## [The problem]
Output all the data exactly. Pictures do not belong in the copy.

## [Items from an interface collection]
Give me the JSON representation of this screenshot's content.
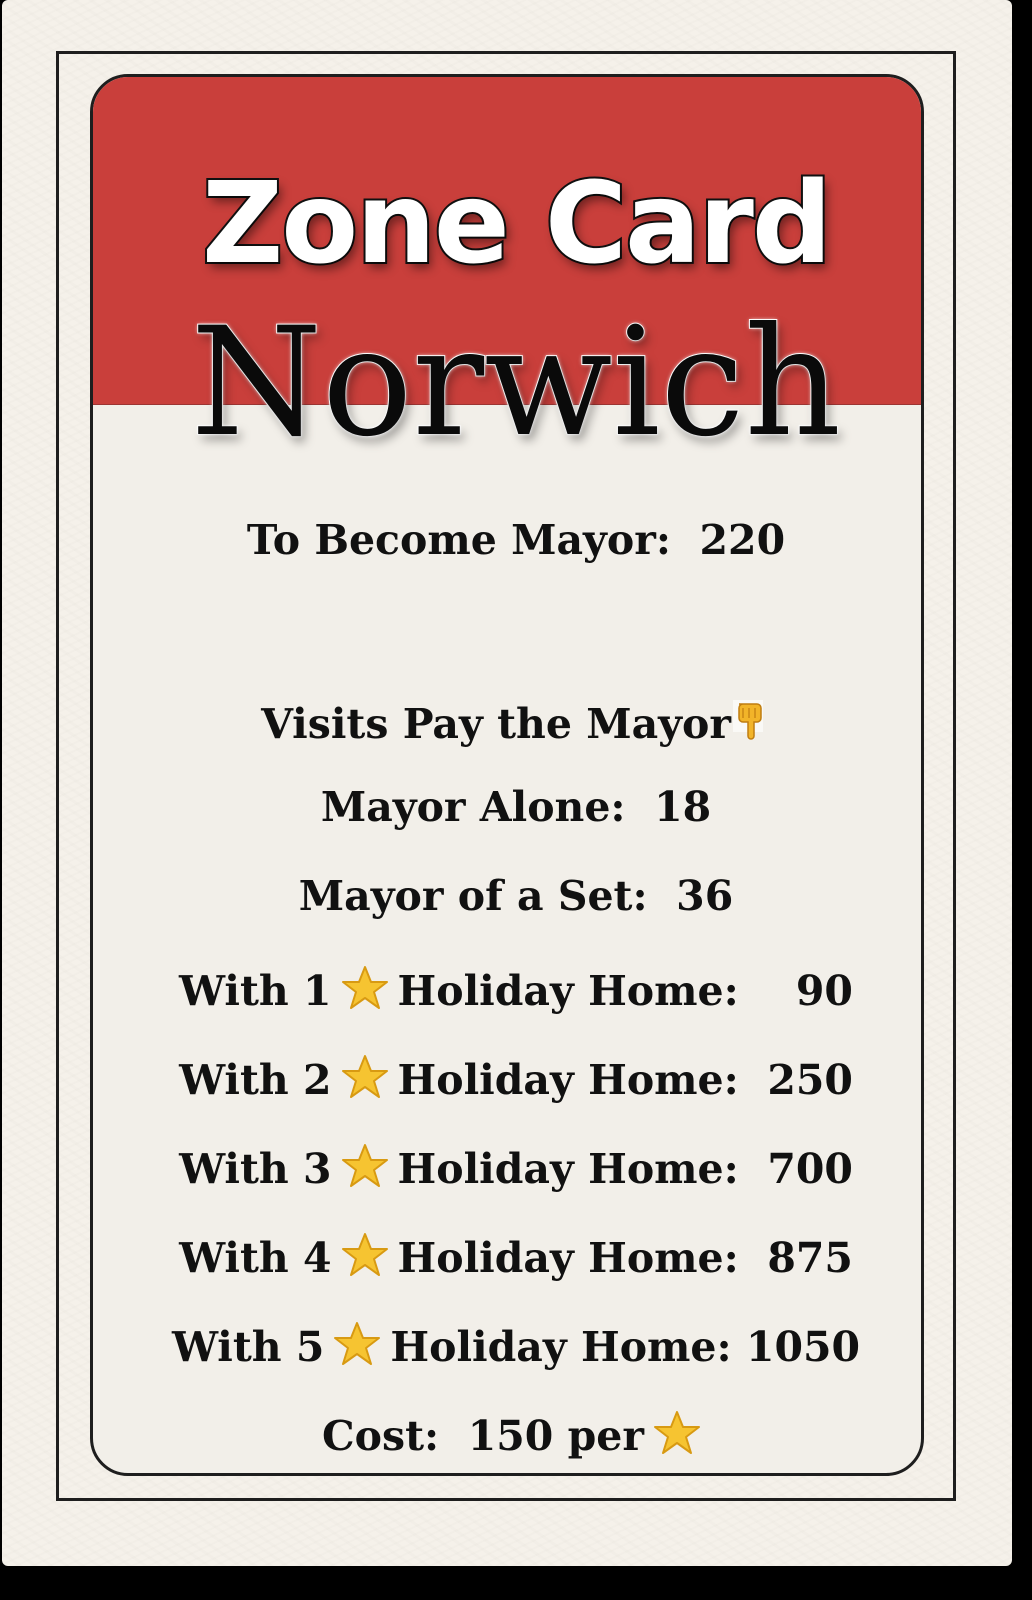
{
  "card": {
    "header": "Zone Card",
    "city": "Norwich",
    "mayor_line": "To Become Mayor:  220",
    "visits_line": "Visits Pay the Mayor",
    "visits_icon": "pointing-down-hand-icon",
    "mayor_alone": "Mayor Alone:  18",
    "mayor_set": "Mayor of a Set:  36",
    "rows": [
      {
        "prefix": "With 1",
        "label": "Holiday Home:",
        "value": "90"
      },
      {
        "prefix": "With 2",
        "label": "Holiday Home:",
        "value": "250"
      },
      {
        "prefix": "With 3",
        "label": "Holiday Home:",
        "value": "700"
      },
      {
        "prefix": "With 4",
        "label": "Holiday Home:",
        "value": "875"
      },
      {
        "prefix": "With 5",
        "label": "Holiday Home:",
        "value": "1050"
      }
    ],
    "row_icon": "star-icon",
    "cost_line": "Cost:  150 per",
    "colors": {
      "header_red": "#c93f3b",
      "card_bg": "#f5f1ea",
      "star": "#f6c431"
    }
  }
}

## [The answer]
Give me the JSON representation of this screenshot's content.
{
  "card": {
    "header": "Zone Card",
    "city": "Norwich",
    "mayor_line": "To Become Mayor:  220",
    "visits_line": "Visits Pay the Mayor",
    "visits_icon": "pointing-down-hand-icon",
    "mayor_alone": "Mayor Alone:  18",
    "mayor_set": "Mayor of a Set:  36",
    "rows": [
      {
        "prefix": "With 1",
        "label": "Holiday Home:",
        "value": "90"
      },
      {
        "prefix": "With 2",
        "label": "Holiday Home:",
        "value": "250"
      },
      {
        "prefix": "With 3",
        "label": "Holiday Home:",
        "value": "700"
      },
      {
        "prefix": "With 4",
        "label": "Holiday Home:",
        "value": "875"
      },
      {
        "prefix": "With 5",
        "label": "Holiday Home:",
        "value": "1050"
      }
    ],
    "row_icon": "star-icon",
    "cost_line": "Cost:  150 per",
    "colors": {
      "header_red": "#c93f3b",
      "card_bg": "#f5f1ea",
      "star": "#f6c431"
    }
  }
}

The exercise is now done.